QuickSprout, an online marketing consultancy, explains that small details persuade consumers “to either purchase or walk away,” and that “color accounts for 85% of the reason why [someone] purchased a specific product.”
It’s that premise which spurred the consultancy and numerous other research groups to conduct studies into the phycology of color schemes in the hope of sorting out what shades result in the best conversion rates.
“When it comes to color combinations, the possibilities are infinite, [and] it is almost impossible to test all color combinations,” admits Michael Georgiou in his exploration of color and conversion rates for Business2Community. So starting with information on what colors resonate with which shoppers can lead to smarter site designs and more sales.
Consumers have spoken up, and most brands understand that using pink for women and blue for men doesn’t work best. “Although [pink] suggests femininity, it is not really appealing to most women,” explains Georgiou.
He points to a University of Maryland study that reveals blue is well loved by both women and men. Indeed, 35% of women prefer blue, 23% purple and 14% green.
Some colors are commonly unpopular and maybe worth avoiding: The U of M study notes that orange and brown are disliked by both women and men and that women also have an aversion to gray.
These findings are reflected on successful sites. “L’Oreal’s website uses black and white primarily with a purple overlay,” observes Georgiou. “In other e-Commerce sites that primarily cater to women customers such as Milani Cosmetics…you will find no trace of orange, brown or gray on the homepage.”
He advises brands that are building sites for women to use blue, purple, and green “to improve your site’s appeal to your female visitors, which in turn, is likely to improve conversion rate.”
More nuanced details of color and design impact conversion rates too, e.g. value, contrast and typeface. Carefully contrasting page elements can function as a call to action, according to Georgiou, and nudge consumers to click, share, and purchase.

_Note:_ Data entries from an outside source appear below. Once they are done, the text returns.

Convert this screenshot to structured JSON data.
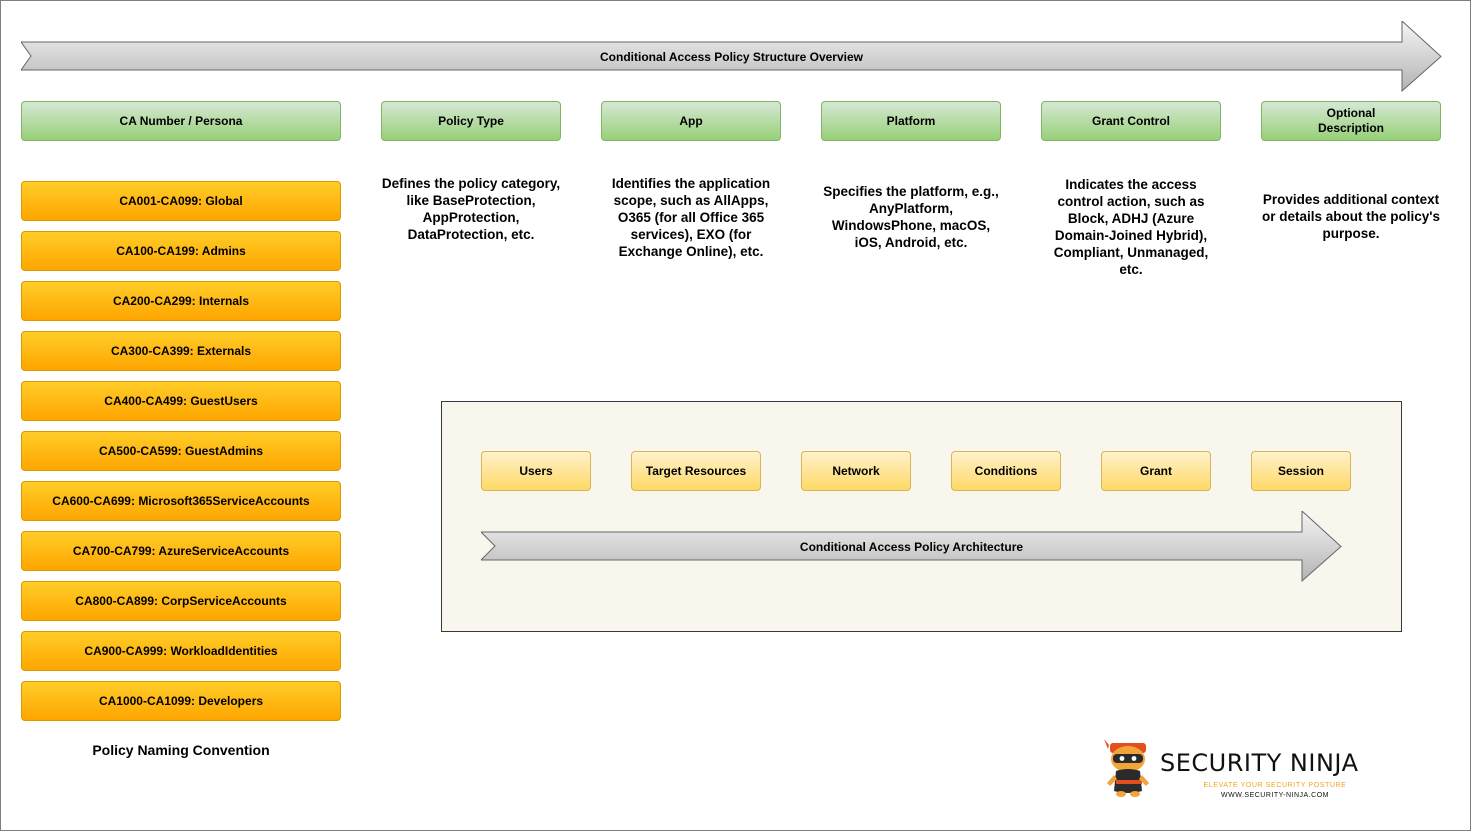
{
  "overview_arrow": {
    "label": "Conditional Access Policy Structure Overview"
  },
  "headers": [
    {
      "label": "CA Number / Persona"
    },
    {
      "label": "Policy Type"
    },
    {
      "label": "App"
    },
    {
      "label": "Platform"
    },
    {
      "label": "Grant Control"
    },
    {
      "label": "Optional Description"
    }
  ],
  "descriptions": [
    {
      "text": "Defines the policy category, like BaseProtection, AppProtection, DataProtection, etc."
    },
    {
      "text": "Identifies the application scope, such as AllApps, O365 (for all Office 365 services), EXO (for Exchange Online), etc."
    },
    {
      "text": "Specifies the platform, e.g., AnyPlatform, WindowsPhone, macOS, iOS, Android, etc."
    },
    {
      "text": "Indicates the access control action, such as Block, ADHJ (Azure Domain-Joined Hybrid), Compliant, Unmanaged, etc."
    },
    {
      "text": "Provides additional context or details about the policy's purpose."
    }
  ],
  "personas": [
    "CA001-CA099: Global",
    "CA100-CA199: Admins",
    "CA200-CA299: Internals",
    "CA300-CA399: Externals",
    "CA400-CA499: GuestUsers",
    "CA500-CA599: GuestAdmins",
    "CA600-CA699: Microsoft365ServiceAccounts",
    "CA700-CA799: AzureServiceAccounts",
    "CA800-CA899: CorpServiceAccounts",
    "CA900-CA999: WorkloadIdentities",
    "CA1000-CA1099: Developers"
  ],
  "naming_caption": "Policy Naming Convention",
  "architecture": {
    "components": [
      "Users",
      "Target Resources",
      "Network",
      "Conditions",
      "Grant",
      "Session"
    ],
    "arrow_label": "Conditional Access Policy Architecture"
  },
  "logo": {
    "brand": "SECURITY NINJA",
    "tagline": "ELEVATE YOUR SECURITY POSTURE",
    "url": "WWW.SECURITY-NINJA.COM"
  },
  "colors": {
    "green_fill": "#d5e8d4",
    "green_stroke": "#82b366",
    "orange_fill": "#ffcd28",
    "orange_stroke": "#d79b00",
    "yellow_fill": "#fff2cc",
    "yellow_stroke": "#d6b656",
    "arrow_fill": "#e6e6e6",
    "panel_fill": "#f9f7ed"
  }
}
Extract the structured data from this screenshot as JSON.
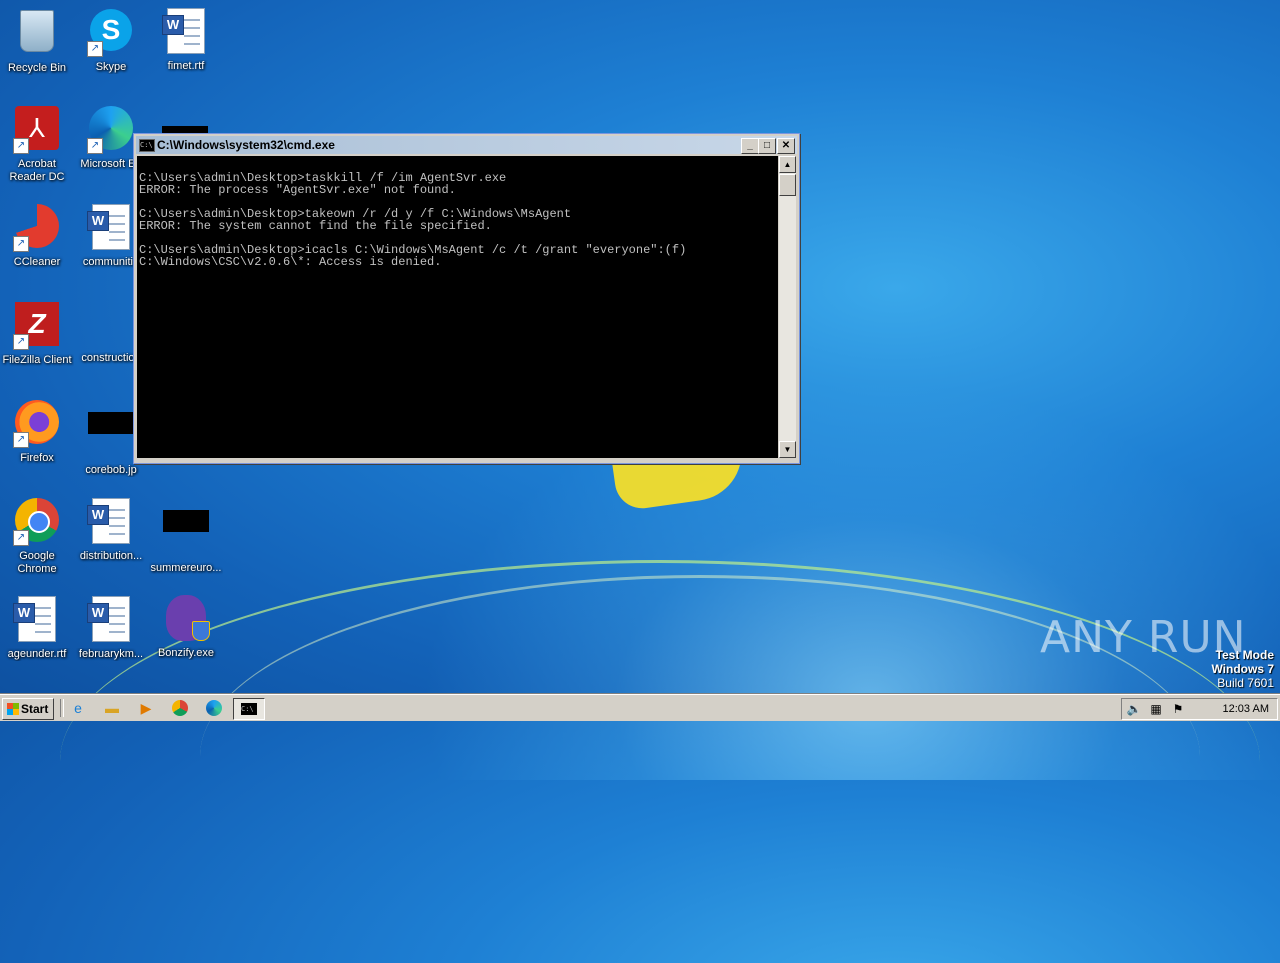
{
  "desktop": {
    "icons": [
      {
        "label": "Recycle Bin"
      },
      {
        "label": "Skype"
      },
      {
        "label": "fimet.rtf"
      },
      {
        "label": "Acrobat Reader DC"
      },
      {
        "label": "Microsoft Ed"
      },
      {
        "label": "CCleaner"
      },
      {
        "label": "communitie"
      },
      {
        "label": "FileZilla Client"
      },
      {
        "label": "construction"
      },
      {
        "label": "Firefox"
      },
      {
        "label": "corebob.jp"
      },
      {
        "label": "Google Chrome"
      },
      {
        "label": "distribution..."
      },
      {
        "label": "summereuro..."
      },
      {
        "label": "ageunder.rtf"
      },
      {
        "label": "februarykm..."
      },
      {
        "label": "Bonzify.exe"
      }
    ]
  },
  "cmd_window": {
    "title": "C:\\Windows\\system32\\cmd.exe",
    "output": "\nC:\\Users\\admin\\Desktop>taskkill /f /im AgentSvr.exe\nERROR: The process \"AgentSvr.exe\" not found.\n\nC:\\Users\\admin\\Desktop>takeown /r /d y /f C:\\Windows\\MsAgent\nERROR: The system cannot find the file specified.\n\nC:\\Users\\admin\\Desktop>icacls C:\\Windows\\MsAgent /c /t /grant \"everyone\":(f)\nC:\\Windows\\CSC\\v2.0.6\\*: Access is denied."
  },
  "watermark": {
    "brand": "ANY RUN",
    "test_mode": "Test Mode",
    "os": "Windows 7",
    "build": "Build 7601"
  },
  "taskbar": {
    "start_label": "Start",
    "clock": "12:03 AM"
  }
}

It’s easy to see how careful color choice and thoughtful packaging design influences a consumer’s relationship with a product they touch and use every day. And of course shelf appeal matters greatly. Studies into color psychology show that this same level of attention to detail and user experience can make all the difference online too—a brand’s e-commerce site is its digital product package.